The VCP drivers will install a COM Port on your computer for the Azteeg X3, you can check what port number was assigned by going to your device manager and
click on Ports(COM & LPT) look for something that says "USB Serial Port(COM3)" where COM3 is you assigned port number(will vary from PC to PC). Remember
this number as you will be using it later in configuring other software.
2. Install Arduino IDE - Download and extract the Arduino IDE from the link above (You want the 0023 version if the IDE).
3. Get your firmware - While you can use most firmwares out there, we will use Marlin as an example. Download and extract Marlin from the link above
or any other forks of the firmware that you prefer/need.
4. Upload firmware - Run the Arduino IDE (arduino.exe).
Select your board - Click on Tools -->Board -->Arduino Mega 2560,
Select your serial port - Click on Tools-->Serial Port-->(select your COM port for the X3 USB, you can check this in Device manager)
On Arduino click File-->Open -- then point to your Marlin Download and select Marlin.pde. With Marlin loaded on the IDE window, click on the tab that says "configuration.h". These are the basic entries that you need to change to get the X3 working.
- #define BAUDRATE 250000 //Default. This will work fine for the X3
- #define MOTHERBOARD BOARD_AZTEEG_X3 //This will select board 67 per boards.h
- #define TEMP_SENSOR_0 6 //Hot end thermistor. If you have the 100K Epcos included in the bundle "6" is the correct entry or see list. Confirm with your products instructions.
- #define TEMP_SENSOR_1 0
- #define TEMP_SENSOR_2 0
- #define TEMP_SENSOR_BED 6 //Heated bed thermistor. If you have the 100K Epcos included in the bundle "6" is the correct entry or see list. Confirm with your products instructions.
These entries are the only ones you need just to get the X3 running. Once you get it to upload you can now test most features of the board. You will need to tweak the settings on the configuration file for your printer.
5. Upload(or compile to test) Marlin - While still on the Arduino window
Click on the Triangle inside the circle to do a test compile, this makes sure that the firmware does not contain errors( you can skip this)
Click on the arrow pointing to the right inside a square frame to upload firmware to the board. If everything goes well you'll see a "Done Uploading" message near the bottom of the Arduino window.
6. Download and install Host software - You can either use Pronterface(printrun) or repetier host for this.

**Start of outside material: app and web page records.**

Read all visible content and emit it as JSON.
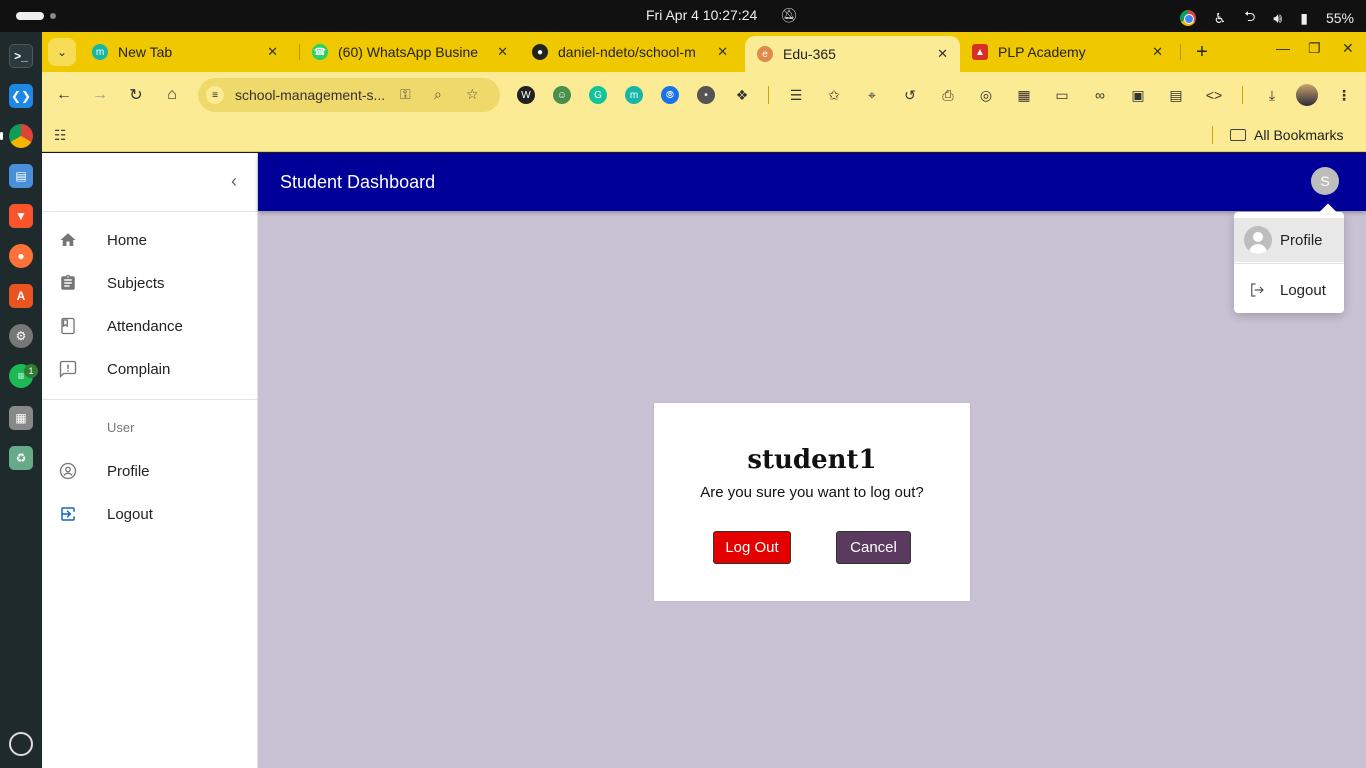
{
  "system": {
    "clock": "Fri Apr 4  10:27:24",
    "battery": "55%"
  },
  "browser": {
    "tabs": [
      {
        "title": "New Tab",
        "favicon": "m-icon",
        "color": "#17b6a6"
      },
      {
        "title": "(60) WhatsApp Busine",
        "favicon": "whatsapp-icon",
        "color": "#25d366"
      },
      {
        "title": "daniel-ndeto/school-m",
        "favicon": "github-icon",
        "color": "#222222"
      },
      {
        "title": "Edu-365",
        "favicon": "edu-icon",
        "color": "#e08a4a"
      },
      {
        "title": "PLP Academy",
        "favicon": "plp-icon",
        "color": "#d93025"
      }
    ],
    "url": "school-management-s...",
    "bookmarks_all": "All Bookmarks"
  },
  "app": {
    "header_title": "Student Dashboard",
    "avatar_initial": "S",
    "sidebar": {
      "items": [
        {
          "label": "Home",
          "icon": "home-icon"
        },
        {
          "label": "Subjects",
          "icon": "clipboard-icon"
        },
        {
          "label": "Attendance",
          "icon": "bookmark-icon"
        },
        {
          "label": "Complain",
          "icon": "feedback-icon"
        }
      ],
      "section_label": "User",
      "user_items": [
        {
          "label": "Profile",
          "icon": "account-circle-icon"
        },
        {
          "label": "Logout",
          "icon": "logout-icon"
        }
      ]
    },
    "account_menu": {
      "profile_label": "Profile",
      "logout_label": "Logout"
    },
    "logout_dialog": {
      "username": "student1",
      "question": "Are you sure you want to log out?",
      "confirm_label": "Log Out",
      "cancel_label": "Cancel"
    },
    "colors": {
      "appbar": "#000098",
      "page_background": "#c9c2d4",
      "logout_button": "#e50000",
      "cancel_button": "#5a3a5f",
      "browser_theme": "#f0c800"
    }
  }
}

We will use pronterface as an example. Download from the link above.
Please go through the read me on how to install as it does have a couple of dependencies. After installing everything, run pronterface and try connecting to your X3. On the pronterface window, click and select your COM port for X3 and next to it is the baud rate you set on the Marlin Configuration.h page (250000). Click connect to establish communication with your board, if everything goes well you will see a message saying "Printer Online" on the lower left of the window. You may also see errors if you have not correctly configured the thermistors or endstops. At this point you can now go back and configure Marlin again to fine tune and calibrate you printer. You also need to install the drivers and Mosfet connections.
The following pins can be used to access some of the additional features. They are defined automatically when using Repetier-Firmware motherboard 34.
In Marlin, add the following to the pins.h
Scroll down to "if (IS_RAMPS && !MB(RAMPS_OLD)) || MB(3DRAG) || MB(AZTEEG_X3) || MB(AZTEEG_X3_PRO)"
Add these after the "else" (not in the 3DRAG)
- FAN_PIN 5 \\If using D4 for the 5V fan, use 4 here.
- LIGHT_PIN 6
- BEEPER_PIN 33
- BEEPER_TYPE 1
An sdfatlib error may occur when compiling the Repetier Firmware with Motherboard 34 on Linux. You can work around this by either using Firmware 33 or by editing the pins.h file around Line 419 to set SDSUPPORT to false. If a solution that allows the use of the SDSUPPORT can be found, please post.
Wiring Diagram V1.1 Errata
Pg. 2 - Top Cover On the wiring diagram for pins D16 and D17 on the expansion board they are listed as 16 on top and 17 on bottom. This is actually inverted. You can test these with G-Code. M42 P17 S255 will turn pin 17 on and M42 P17 S0 will turn it off.